== Records to use

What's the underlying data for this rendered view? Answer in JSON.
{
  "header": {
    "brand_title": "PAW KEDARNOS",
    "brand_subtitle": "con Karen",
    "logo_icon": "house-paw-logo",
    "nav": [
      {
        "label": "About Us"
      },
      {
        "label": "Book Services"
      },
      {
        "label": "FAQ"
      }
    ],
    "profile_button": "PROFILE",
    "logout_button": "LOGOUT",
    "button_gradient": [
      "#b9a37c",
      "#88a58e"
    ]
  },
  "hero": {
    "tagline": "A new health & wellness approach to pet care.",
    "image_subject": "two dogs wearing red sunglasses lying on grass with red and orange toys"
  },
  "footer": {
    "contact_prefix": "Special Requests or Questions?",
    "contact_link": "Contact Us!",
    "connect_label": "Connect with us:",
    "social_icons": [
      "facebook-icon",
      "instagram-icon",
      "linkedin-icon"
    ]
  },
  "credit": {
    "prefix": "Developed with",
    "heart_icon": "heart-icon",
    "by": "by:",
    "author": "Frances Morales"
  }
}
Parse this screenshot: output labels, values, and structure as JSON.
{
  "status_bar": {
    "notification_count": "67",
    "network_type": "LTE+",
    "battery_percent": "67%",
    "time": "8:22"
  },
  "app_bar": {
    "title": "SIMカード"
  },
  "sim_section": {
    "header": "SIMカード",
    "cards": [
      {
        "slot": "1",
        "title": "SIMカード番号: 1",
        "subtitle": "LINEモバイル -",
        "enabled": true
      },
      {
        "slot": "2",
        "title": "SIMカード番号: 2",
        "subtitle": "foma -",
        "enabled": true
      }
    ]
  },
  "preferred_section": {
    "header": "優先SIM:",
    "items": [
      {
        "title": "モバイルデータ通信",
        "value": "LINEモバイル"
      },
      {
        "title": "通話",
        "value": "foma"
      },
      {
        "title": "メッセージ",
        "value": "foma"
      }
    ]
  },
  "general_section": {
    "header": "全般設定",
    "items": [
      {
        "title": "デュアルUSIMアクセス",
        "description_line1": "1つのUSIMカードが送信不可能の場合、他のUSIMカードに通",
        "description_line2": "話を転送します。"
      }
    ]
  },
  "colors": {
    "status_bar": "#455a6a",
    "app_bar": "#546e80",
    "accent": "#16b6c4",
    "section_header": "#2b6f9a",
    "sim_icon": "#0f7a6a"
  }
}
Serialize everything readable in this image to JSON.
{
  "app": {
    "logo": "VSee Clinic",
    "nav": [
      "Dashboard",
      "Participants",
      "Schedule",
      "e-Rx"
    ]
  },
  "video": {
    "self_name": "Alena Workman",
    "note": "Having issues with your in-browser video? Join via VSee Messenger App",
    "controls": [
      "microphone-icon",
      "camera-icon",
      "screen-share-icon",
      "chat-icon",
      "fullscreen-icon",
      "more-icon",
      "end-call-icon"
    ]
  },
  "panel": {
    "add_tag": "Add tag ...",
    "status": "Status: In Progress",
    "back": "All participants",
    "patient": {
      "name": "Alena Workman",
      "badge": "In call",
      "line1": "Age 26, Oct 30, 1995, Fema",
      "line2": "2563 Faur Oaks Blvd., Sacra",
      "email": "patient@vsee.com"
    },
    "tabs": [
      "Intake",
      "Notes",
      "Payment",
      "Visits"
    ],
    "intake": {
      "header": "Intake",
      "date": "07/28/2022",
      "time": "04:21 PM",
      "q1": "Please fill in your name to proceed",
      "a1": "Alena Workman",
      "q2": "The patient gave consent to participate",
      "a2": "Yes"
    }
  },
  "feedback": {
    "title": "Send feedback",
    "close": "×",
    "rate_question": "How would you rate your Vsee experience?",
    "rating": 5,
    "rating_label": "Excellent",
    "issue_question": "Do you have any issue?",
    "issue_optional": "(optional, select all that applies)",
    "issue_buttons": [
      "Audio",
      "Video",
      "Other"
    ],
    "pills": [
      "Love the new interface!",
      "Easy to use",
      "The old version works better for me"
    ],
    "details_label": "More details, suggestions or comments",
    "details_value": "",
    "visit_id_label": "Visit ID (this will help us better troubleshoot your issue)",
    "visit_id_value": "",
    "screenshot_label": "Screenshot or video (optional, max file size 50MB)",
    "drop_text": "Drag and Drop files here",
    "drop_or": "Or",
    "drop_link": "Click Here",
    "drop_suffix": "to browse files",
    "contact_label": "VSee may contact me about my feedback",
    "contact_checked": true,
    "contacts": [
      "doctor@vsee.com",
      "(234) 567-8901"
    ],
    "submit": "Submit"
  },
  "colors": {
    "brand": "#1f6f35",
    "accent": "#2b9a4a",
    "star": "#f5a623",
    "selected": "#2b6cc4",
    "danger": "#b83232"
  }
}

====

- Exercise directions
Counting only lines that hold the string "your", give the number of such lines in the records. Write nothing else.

- Completed task
4